The Ogallala aquifer has been dropping for decades due to over-pumping. Parts of eastern New Mexico are facing a crisis as the Ogallala is depleted. Two oil and gas producers are suing the State Land Commissioner over a policy that limits the use of underground water for drilling.
New Mexico Water Quality Control Commission Hearing
A four-day hearing before the state Water Quality Control Commission on water quality standards was held at the New Mexico Capitol last month. Dozens of attorneys representing the mining and dairy industries, the military, Laun-dry Supply Co. and the consortium that operates Los Alamos National Laboratory debated proposed changes to allowable contamination levels with an attorney from the New Mexico Environmental Law Center, representing advocacy groups Amigos Bravos and the Gila River Information Project. A representative from the Pueblo of Pojoaque expressed that pueblo’s concerns.

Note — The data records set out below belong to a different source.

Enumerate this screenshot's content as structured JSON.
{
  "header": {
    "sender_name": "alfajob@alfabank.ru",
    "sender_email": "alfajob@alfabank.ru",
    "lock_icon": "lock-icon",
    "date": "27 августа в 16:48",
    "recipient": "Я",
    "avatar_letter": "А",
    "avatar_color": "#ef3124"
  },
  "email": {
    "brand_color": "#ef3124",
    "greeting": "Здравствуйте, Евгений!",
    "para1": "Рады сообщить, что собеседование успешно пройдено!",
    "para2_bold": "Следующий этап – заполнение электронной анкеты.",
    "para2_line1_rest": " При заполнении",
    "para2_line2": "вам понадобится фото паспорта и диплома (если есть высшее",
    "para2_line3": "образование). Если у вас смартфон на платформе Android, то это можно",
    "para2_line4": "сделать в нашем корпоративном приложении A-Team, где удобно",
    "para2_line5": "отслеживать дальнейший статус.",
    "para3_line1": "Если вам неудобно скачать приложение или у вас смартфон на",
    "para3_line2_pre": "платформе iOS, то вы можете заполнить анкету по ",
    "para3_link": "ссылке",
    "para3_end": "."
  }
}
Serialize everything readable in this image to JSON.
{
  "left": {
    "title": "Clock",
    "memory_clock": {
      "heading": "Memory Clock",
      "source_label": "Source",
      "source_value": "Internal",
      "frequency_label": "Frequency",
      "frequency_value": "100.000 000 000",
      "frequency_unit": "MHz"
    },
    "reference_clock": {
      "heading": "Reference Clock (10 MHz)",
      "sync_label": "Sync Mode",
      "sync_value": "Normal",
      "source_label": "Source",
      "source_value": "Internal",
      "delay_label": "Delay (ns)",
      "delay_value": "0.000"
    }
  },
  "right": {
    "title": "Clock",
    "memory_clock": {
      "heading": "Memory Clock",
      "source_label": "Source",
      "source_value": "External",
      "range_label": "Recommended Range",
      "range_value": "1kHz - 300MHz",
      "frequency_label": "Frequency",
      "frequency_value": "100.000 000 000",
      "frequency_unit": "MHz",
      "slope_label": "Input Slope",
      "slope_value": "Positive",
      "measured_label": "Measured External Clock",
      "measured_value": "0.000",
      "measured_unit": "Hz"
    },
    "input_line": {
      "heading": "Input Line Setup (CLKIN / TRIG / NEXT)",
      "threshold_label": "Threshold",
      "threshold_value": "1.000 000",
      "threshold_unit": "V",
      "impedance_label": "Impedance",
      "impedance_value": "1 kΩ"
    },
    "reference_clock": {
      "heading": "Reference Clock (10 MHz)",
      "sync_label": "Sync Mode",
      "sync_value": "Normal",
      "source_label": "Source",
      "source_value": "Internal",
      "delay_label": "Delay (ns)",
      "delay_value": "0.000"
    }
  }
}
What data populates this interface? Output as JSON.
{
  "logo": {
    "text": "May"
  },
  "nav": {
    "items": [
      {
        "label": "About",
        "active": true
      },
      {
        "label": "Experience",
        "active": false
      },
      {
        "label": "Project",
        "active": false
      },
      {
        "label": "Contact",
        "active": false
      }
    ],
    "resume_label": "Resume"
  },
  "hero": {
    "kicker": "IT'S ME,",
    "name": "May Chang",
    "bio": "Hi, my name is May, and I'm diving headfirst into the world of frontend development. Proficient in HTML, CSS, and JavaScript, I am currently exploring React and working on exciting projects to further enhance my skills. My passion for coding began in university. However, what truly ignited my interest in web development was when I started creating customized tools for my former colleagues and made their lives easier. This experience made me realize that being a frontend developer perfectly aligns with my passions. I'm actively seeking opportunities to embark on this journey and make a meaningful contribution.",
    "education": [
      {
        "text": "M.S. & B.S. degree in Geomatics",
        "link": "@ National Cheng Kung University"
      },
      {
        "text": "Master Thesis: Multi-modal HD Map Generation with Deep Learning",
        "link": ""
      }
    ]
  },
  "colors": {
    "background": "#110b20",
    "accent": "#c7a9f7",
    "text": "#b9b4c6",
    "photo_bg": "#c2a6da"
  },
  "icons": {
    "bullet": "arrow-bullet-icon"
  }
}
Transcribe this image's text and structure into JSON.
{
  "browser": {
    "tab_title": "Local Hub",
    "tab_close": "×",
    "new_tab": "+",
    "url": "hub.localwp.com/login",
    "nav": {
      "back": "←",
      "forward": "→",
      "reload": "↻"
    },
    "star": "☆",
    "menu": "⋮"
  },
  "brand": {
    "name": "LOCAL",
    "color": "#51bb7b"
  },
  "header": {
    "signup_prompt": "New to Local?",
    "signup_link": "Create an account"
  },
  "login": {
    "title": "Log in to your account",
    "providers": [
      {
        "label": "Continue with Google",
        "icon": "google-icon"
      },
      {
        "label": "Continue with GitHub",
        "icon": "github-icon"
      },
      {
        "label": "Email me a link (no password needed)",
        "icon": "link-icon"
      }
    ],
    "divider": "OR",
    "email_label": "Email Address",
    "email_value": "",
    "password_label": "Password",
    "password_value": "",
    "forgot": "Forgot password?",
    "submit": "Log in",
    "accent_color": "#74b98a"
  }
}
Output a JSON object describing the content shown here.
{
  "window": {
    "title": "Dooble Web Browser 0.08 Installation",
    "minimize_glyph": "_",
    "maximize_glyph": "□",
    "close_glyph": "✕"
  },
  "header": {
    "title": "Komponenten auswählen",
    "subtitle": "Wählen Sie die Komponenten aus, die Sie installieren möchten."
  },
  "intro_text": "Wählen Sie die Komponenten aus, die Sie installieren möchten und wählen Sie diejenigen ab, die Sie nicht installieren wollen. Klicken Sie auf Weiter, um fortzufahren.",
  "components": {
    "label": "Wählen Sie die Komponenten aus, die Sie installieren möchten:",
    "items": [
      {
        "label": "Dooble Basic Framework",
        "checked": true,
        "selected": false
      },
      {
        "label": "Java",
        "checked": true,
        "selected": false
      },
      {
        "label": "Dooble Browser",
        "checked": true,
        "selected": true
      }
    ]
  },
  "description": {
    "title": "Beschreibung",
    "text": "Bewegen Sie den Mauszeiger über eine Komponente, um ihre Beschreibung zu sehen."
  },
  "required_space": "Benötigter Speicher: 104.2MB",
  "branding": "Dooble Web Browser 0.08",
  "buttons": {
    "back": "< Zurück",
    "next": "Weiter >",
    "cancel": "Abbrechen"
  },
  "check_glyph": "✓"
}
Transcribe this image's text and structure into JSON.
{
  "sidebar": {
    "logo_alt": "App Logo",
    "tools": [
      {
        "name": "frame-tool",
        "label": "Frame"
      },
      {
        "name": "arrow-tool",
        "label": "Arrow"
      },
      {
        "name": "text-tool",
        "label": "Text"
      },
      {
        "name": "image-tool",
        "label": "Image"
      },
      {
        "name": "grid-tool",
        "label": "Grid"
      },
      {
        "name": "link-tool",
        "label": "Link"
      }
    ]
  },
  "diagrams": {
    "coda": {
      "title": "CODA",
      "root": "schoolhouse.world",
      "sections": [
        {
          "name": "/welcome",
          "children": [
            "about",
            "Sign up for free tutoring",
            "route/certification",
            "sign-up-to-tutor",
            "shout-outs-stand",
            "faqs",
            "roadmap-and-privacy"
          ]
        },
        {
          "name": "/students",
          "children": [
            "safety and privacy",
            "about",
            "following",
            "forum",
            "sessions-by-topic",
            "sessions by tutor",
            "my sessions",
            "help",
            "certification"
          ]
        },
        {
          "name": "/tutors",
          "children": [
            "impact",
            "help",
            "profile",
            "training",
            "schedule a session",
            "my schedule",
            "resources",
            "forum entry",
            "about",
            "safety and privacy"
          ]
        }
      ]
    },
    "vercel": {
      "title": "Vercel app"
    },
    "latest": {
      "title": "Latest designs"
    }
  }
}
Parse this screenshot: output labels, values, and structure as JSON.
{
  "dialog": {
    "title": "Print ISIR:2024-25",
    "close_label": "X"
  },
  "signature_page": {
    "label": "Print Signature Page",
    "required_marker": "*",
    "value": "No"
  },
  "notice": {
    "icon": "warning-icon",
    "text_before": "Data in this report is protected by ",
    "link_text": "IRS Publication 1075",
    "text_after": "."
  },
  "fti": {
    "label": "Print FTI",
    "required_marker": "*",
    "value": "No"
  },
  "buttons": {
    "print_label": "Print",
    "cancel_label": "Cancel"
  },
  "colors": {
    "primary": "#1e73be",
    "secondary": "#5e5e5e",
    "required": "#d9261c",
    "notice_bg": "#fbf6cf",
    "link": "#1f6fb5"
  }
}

The New Mexico Environment Department says changes to surface and groundwater regulations would more closely align the state with federal standards. Some of the new policies could eliminate public notification and hearings when a company seeks an exemption and limit oversight of polluters. The state does not currently have a system in place to assess companies’ compliance reports.
A hearing officer will issue an opinion this month and the commission will issue a decision in March or April.
Texas-New Mexico Water Battle
The New Mexico-Texas water battle is to be argued before the U.S. Supreme Court on Jan. 8. Texas is asking that New Mexico stop pumping groundwater along the states’ border so that water from the aquifer that would otherwise drain into the Río Grande and flow to El Paso won’t be depleted. If Texas wins, New Mexico could be forced to pay millions of dollars in damages. Farmers, municipalities and commercial water users in New Mexico have been meeting to discuss managing the aquifer in new ways and to attempt to craft a settlement.
Taos County Appeals Water Transfer
Taos County has appealed the State Engineer’s ruling that up to 1,717 acre-feet per year of water can be transferred 85 miles downstream to Santa Fe County as part of a multimillion dollar regional water system to be built as a result of the “final decree” that was issued in the Aamodt water adjudication settlement. An attorney representing hundreds of non-Indian water users in northern Santa Fe County is also appealing the settlement of the 51-year-old case.
New Mexico Ranchers Win Water Ruling
Bolstering a claim that state law allows for the protection of water rights—some dating back hundreds of years to Spanish colonization—last month a U.S. Court of Federal Claims judge sided with a New Mexico ranching family in a decades-old feud with the U.S. Forest Service. The outcome could impact ranchers and rural communities that have complained about federal land managers overstepping property and water rights, despite policies that recognize traditional and cultural ties to the land.
Over the years, the Goss family was forced to decrease its herd as Lincoln National Forest officials fenced off areas to protect habitats and endangered species. The family, which has been working with the Forest Service in recent years to find alternative sources of water, claimed that the federal government violated its constitutional rights by not providing just compensation. A final judgment is pending.
Navajo-Gallup Water Supply Project
The U.S. Department of the Interior has awarded a $62 million contract to a Texas company for construction of 300 miles of water pipeline in northwest New Mexico, including a 28-mile section between Naschitti and Twin Lakes. The project, which includes two water treatment plants, 19 pumping stations and several storage tanks, is intended to create a sustainable water supply for the Navajo Nation and Jicarilla Apache communities. Construction is scheduled to start in January and is expected to take more than two years to complete.